Task brief:
Keeping pictures out of the copy, restate each record word for word.

Study material:
>>>

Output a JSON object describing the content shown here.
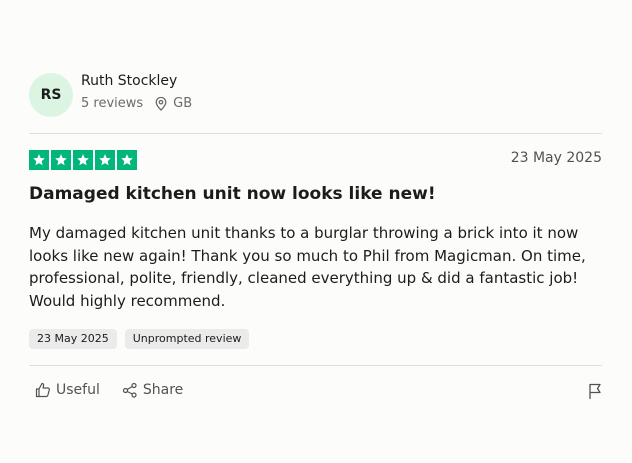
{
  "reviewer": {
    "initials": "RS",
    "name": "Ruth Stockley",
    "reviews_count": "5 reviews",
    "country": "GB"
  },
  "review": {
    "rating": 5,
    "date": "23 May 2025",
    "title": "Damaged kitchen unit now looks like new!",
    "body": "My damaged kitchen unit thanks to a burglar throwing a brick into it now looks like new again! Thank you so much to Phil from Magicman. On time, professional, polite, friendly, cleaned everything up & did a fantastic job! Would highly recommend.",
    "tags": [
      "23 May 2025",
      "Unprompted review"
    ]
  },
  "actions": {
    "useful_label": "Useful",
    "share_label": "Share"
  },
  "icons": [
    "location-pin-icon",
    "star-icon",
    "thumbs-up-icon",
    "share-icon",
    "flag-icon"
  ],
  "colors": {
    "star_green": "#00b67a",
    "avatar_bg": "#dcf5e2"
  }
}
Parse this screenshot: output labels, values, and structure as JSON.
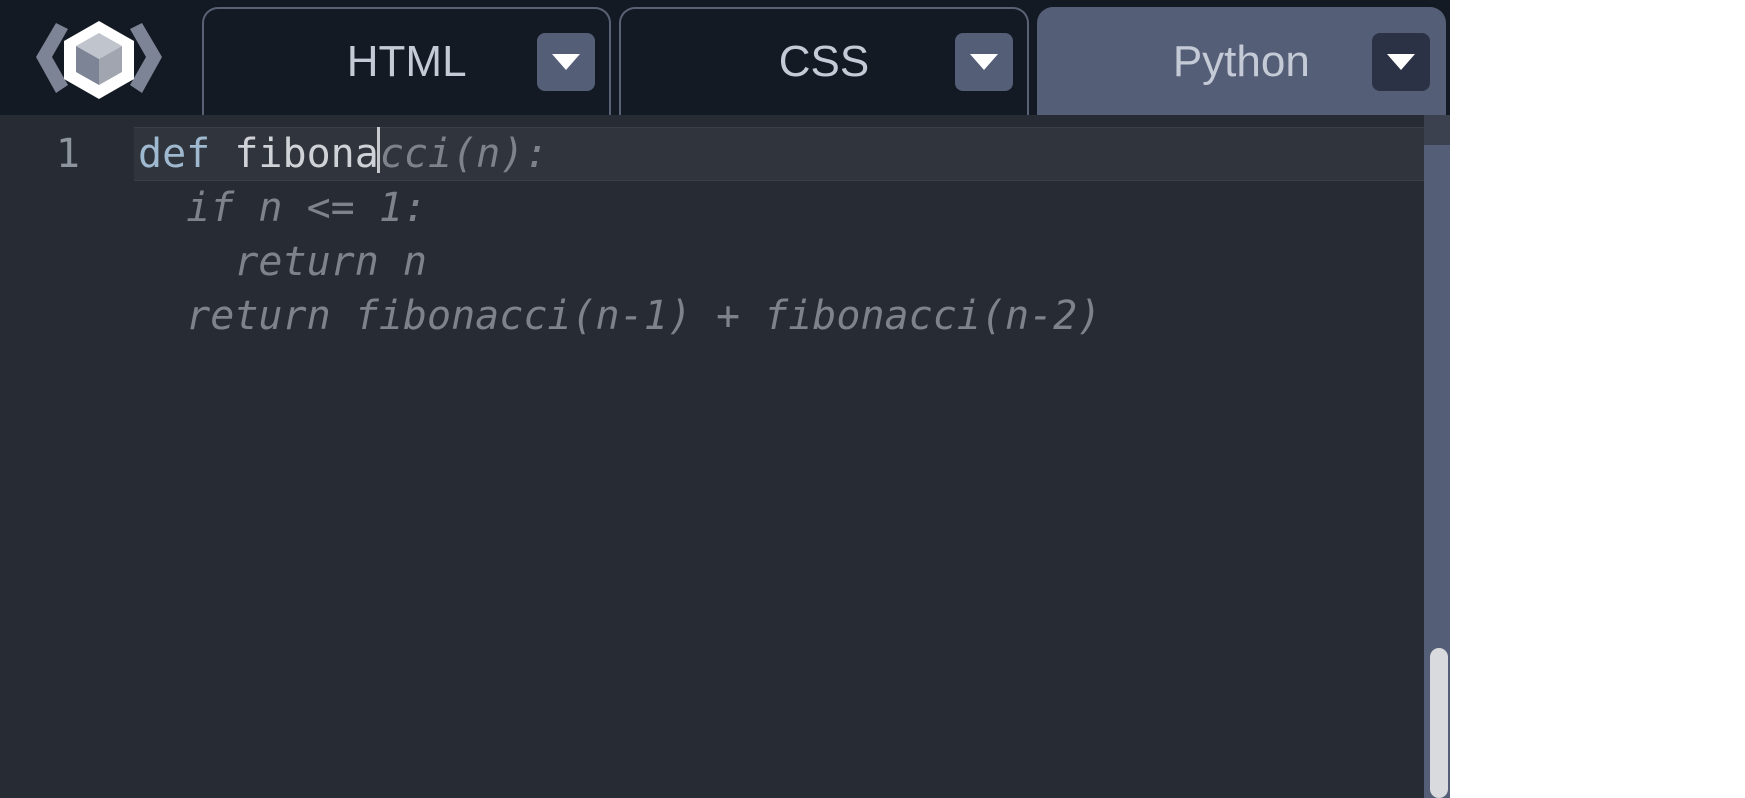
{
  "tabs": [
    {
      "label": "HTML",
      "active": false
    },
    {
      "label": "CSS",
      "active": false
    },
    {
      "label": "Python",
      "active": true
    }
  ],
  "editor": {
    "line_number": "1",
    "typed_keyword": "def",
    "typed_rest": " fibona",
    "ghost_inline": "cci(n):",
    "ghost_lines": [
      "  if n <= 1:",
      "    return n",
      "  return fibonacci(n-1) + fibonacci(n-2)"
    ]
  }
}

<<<

The answer:
Output a JSON object describing the content shown here.
{
  "reviewer": {
    "initials": "RS",
    "name": "Ruth Stockley",
    "reviews_count": "5 reviews",
    "country": "GB"
  },
  "review": {
    "rating": 5,
    "date": "23 May 2025",
    "title": "Damaged kitchen unit now looks like new!",
    "body": "My damaged kitchen unit thanks to a burglar throwing a brick into it now looks like new again! Thank you so much to Phil from Magicman. On time, professional, polite, friendly, cleaned everything up & did a fantastic job! Would highly recommend.",
    "tags": [
      "23 May 2025",
      "Unprompted review"
    ]
  },
  "actions": {
    "useful_label": "Useful",
    "share_label": "Share"
  },
  "icons": [
    "location-pin-icon",
    "star-icon",
    "thumbs-up-icon",
    "share-icon",
    "flag-icon"
  ],
  "colors": {
    "star_green": "#00b67a",
    "avatar_bg": "#dcf5e2"
  }
}
Parse this screenshot: output labels, values, and structure as JSON.
{
  "tabs": [
    {
      "label": "HTML",
      "active": false
    },
    {
      "label": "CSS",
      "active": false
    },
    {
      "label": "Python",
      "active": true
    }
  ],
  "editor": {
    "line_number": "1",
    "typed_keyword": "def",
    "typed_rest": " fibona",
    "ghost_inline": "cci(n):",
    "ghost_lines": [
      "  if n <= 1:",
      "    return n",
      "  return fibonacci(n-1) + fibonacci(n-2)"
    ]
  }
}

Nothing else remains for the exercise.